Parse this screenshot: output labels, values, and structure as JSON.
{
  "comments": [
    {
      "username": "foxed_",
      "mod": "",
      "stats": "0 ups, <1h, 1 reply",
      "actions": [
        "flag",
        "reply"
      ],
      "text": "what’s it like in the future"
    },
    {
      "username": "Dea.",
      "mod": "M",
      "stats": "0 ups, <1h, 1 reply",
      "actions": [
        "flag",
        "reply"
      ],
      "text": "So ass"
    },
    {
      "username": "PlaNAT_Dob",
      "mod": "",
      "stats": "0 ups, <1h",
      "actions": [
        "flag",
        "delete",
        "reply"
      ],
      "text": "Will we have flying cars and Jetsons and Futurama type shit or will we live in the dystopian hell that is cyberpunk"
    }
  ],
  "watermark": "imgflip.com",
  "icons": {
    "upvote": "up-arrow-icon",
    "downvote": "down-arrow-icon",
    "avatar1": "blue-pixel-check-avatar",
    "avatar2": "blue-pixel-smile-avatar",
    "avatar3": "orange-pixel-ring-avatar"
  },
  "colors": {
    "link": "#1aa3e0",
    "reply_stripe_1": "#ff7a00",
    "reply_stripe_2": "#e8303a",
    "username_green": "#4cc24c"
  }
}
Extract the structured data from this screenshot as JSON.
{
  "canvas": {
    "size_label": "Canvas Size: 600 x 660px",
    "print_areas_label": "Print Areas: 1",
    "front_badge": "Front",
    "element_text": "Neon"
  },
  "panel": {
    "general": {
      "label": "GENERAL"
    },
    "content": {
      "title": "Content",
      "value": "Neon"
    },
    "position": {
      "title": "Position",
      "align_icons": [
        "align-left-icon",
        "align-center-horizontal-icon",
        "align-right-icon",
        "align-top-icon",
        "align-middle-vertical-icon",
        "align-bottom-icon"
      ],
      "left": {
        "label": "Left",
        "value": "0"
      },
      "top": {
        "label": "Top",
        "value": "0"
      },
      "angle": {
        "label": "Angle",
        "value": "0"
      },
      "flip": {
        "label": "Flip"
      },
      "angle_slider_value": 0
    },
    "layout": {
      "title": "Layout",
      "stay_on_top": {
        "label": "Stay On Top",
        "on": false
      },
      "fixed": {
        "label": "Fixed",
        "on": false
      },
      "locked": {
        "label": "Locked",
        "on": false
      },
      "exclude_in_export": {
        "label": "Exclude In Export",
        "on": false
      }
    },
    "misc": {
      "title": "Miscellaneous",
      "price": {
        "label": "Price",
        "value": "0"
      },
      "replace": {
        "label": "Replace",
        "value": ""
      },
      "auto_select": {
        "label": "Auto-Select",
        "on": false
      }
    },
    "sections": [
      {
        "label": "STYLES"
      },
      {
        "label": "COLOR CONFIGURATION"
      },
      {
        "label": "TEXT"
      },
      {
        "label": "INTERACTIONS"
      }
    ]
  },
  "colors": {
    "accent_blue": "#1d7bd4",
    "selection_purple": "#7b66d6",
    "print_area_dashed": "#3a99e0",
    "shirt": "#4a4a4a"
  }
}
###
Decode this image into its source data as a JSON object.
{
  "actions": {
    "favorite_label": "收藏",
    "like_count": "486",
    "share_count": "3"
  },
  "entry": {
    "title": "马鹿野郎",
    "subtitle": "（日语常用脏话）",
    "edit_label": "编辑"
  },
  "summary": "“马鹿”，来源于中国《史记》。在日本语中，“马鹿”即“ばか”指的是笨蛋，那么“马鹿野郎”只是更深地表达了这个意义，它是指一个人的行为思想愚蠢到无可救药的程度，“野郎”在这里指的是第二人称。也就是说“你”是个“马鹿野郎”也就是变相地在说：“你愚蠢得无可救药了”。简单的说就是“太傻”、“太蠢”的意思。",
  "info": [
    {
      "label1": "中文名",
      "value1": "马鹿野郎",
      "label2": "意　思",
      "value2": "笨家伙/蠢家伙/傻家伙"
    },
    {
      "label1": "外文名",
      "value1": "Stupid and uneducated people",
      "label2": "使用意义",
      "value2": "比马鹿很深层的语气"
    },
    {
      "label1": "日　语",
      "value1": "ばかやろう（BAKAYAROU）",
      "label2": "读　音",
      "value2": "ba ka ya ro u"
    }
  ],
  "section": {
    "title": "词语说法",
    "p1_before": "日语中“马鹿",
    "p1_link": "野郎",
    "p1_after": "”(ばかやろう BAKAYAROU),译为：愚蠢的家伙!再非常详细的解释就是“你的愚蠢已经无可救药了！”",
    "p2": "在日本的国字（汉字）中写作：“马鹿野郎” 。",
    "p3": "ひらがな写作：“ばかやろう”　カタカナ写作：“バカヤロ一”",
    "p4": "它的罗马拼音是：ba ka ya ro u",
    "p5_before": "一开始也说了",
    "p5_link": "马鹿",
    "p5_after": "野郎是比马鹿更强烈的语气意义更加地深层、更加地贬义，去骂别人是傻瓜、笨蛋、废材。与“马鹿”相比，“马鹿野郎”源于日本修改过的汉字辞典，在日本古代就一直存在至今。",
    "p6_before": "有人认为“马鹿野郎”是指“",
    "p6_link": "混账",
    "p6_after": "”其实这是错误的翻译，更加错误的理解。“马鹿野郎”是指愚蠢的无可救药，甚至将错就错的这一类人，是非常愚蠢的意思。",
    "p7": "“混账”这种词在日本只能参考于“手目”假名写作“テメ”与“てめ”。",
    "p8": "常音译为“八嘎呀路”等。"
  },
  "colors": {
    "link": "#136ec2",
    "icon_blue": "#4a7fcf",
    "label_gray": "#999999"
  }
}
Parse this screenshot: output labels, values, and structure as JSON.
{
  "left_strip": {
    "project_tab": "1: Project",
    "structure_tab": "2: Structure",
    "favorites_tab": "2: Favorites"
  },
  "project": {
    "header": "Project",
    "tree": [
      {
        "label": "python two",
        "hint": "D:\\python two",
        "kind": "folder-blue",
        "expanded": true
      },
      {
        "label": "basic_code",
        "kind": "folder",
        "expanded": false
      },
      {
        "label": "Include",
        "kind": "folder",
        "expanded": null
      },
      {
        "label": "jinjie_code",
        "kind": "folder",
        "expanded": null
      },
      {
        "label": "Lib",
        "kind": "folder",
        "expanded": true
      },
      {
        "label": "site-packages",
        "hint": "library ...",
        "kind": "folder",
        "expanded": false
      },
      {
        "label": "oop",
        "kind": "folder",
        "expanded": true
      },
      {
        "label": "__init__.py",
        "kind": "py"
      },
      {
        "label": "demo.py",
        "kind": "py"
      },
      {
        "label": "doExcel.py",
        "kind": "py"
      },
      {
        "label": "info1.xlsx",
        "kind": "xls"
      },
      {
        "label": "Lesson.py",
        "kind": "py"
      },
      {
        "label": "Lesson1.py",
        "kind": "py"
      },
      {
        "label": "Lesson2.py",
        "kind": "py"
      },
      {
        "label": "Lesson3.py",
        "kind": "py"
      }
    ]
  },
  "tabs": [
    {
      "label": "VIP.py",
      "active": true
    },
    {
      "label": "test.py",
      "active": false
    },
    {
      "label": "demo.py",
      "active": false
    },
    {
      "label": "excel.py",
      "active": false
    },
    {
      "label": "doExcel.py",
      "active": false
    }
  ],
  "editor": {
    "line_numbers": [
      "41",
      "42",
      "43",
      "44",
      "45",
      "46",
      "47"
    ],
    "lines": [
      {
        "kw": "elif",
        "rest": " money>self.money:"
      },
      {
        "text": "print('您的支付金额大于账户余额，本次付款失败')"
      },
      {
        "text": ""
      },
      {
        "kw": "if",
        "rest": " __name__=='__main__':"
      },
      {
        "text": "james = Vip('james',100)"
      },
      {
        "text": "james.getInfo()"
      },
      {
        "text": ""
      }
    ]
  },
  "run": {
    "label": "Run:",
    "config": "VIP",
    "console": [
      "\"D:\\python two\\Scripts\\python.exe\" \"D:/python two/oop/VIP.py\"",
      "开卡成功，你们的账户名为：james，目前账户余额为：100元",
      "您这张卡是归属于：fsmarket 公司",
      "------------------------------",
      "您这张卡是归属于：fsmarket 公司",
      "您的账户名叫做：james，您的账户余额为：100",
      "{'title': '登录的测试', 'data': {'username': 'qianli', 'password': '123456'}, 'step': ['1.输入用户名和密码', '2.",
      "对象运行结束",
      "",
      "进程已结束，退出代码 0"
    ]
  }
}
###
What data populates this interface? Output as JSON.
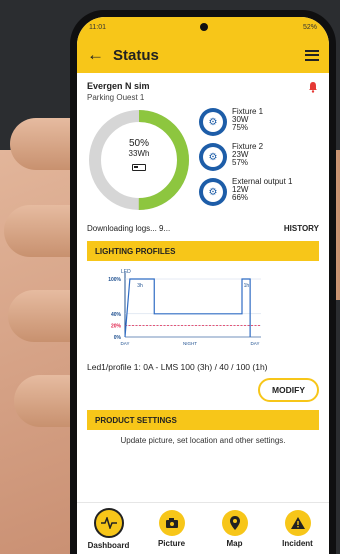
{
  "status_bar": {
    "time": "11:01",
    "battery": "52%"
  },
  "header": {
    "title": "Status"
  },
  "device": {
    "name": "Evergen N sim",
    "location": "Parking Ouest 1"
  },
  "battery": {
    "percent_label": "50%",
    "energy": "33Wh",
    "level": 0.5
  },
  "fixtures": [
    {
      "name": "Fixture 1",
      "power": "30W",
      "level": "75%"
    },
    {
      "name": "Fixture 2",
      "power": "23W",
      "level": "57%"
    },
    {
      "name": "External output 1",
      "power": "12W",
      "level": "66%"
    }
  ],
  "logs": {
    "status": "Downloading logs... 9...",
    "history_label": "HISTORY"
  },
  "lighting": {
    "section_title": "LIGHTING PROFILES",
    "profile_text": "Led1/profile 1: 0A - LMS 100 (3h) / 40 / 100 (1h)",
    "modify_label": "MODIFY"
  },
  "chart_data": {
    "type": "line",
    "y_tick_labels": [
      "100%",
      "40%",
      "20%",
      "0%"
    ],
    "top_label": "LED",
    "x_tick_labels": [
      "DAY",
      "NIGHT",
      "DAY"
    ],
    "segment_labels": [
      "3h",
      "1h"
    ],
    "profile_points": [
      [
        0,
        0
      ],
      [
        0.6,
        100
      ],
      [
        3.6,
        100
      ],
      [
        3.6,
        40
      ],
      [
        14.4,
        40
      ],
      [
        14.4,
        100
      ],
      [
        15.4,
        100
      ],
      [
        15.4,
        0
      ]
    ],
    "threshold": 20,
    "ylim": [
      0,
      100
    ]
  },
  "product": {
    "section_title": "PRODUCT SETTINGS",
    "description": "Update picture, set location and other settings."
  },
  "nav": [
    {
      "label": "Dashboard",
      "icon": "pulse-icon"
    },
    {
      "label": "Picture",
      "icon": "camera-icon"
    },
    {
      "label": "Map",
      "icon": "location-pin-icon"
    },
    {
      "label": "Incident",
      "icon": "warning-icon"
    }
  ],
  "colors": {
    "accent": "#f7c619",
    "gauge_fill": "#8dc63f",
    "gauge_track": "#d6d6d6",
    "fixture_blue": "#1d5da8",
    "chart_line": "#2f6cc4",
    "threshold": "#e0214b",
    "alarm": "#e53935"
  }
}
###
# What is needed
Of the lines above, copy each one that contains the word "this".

# Finished task
Parse this screenshot: output labels, values, and structure as JSON.
Extract the structured data from this screenshot as JSON.
Decode this image into its source data as a JSON object.
Parse this screenshot: output labels, values, and structure as JSON.
What data populates this interface? Output as JSON.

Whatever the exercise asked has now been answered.